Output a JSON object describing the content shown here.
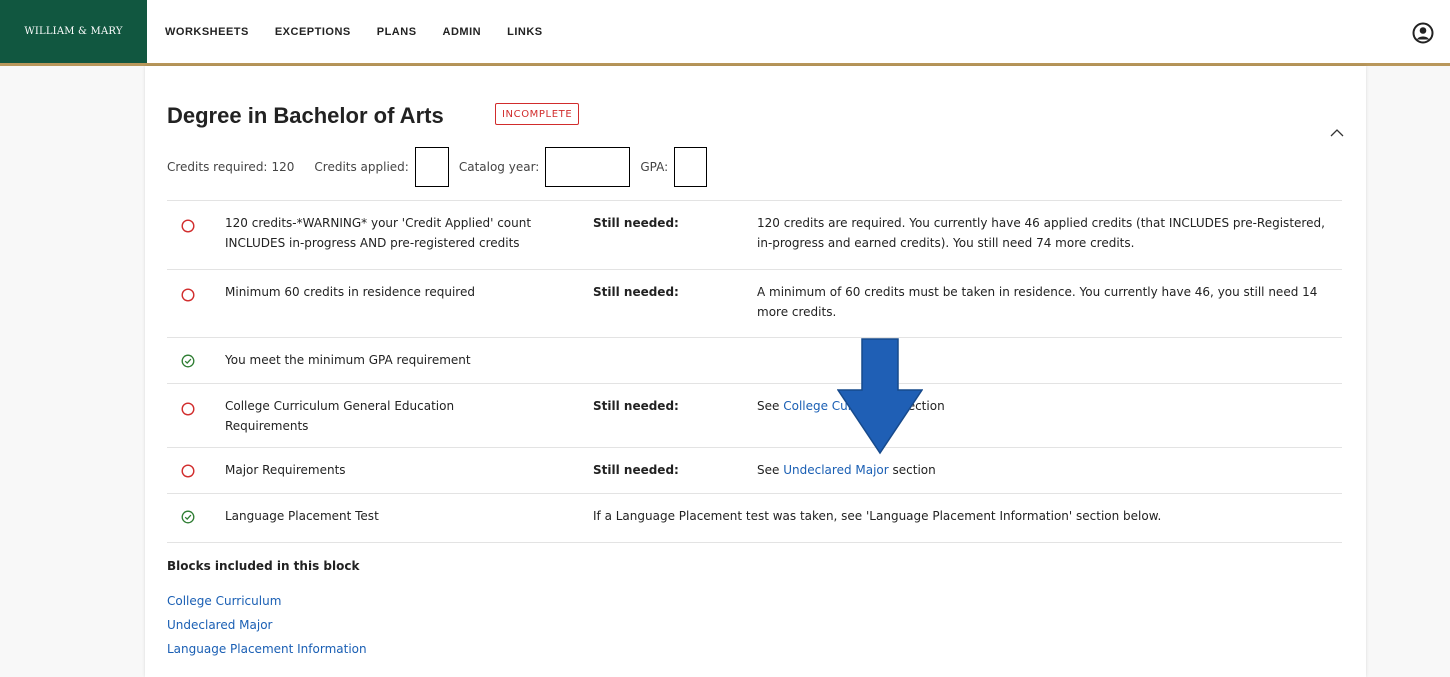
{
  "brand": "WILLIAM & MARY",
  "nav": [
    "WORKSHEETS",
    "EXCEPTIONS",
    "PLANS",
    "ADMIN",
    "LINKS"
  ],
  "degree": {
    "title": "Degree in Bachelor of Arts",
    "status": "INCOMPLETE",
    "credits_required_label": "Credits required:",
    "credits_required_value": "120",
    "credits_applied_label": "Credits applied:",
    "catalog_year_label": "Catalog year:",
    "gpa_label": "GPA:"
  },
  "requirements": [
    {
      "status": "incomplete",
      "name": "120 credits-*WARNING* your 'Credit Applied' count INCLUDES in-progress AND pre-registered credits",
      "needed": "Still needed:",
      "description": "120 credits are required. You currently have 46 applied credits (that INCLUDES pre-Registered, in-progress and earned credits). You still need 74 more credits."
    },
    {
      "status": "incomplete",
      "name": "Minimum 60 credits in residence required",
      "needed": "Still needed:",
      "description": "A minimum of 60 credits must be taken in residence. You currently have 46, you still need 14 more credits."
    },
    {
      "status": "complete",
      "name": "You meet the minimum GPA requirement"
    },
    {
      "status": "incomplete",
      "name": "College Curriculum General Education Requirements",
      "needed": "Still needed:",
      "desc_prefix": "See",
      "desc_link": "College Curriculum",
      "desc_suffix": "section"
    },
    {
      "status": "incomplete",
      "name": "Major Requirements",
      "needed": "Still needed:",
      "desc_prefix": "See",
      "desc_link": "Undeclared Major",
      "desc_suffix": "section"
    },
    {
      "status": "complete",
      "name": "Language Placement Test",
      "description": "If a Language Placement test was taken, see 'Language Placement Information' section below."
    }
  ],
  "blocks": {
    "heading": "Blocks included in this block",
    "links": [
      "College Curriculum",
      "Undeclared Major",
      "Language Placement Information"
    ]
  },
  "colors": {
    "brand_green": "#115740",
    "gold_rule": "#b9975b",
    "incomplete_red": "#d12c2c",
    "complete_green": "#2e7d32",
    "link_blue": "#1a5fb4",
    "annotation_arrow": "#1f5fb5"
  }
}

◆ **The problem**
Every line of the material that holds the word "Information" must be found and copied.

◆ **Answer for the task**
      "description": "If a Language Placement test was taken, see 'Language Placement Information' section below."
      "Language Placement Information"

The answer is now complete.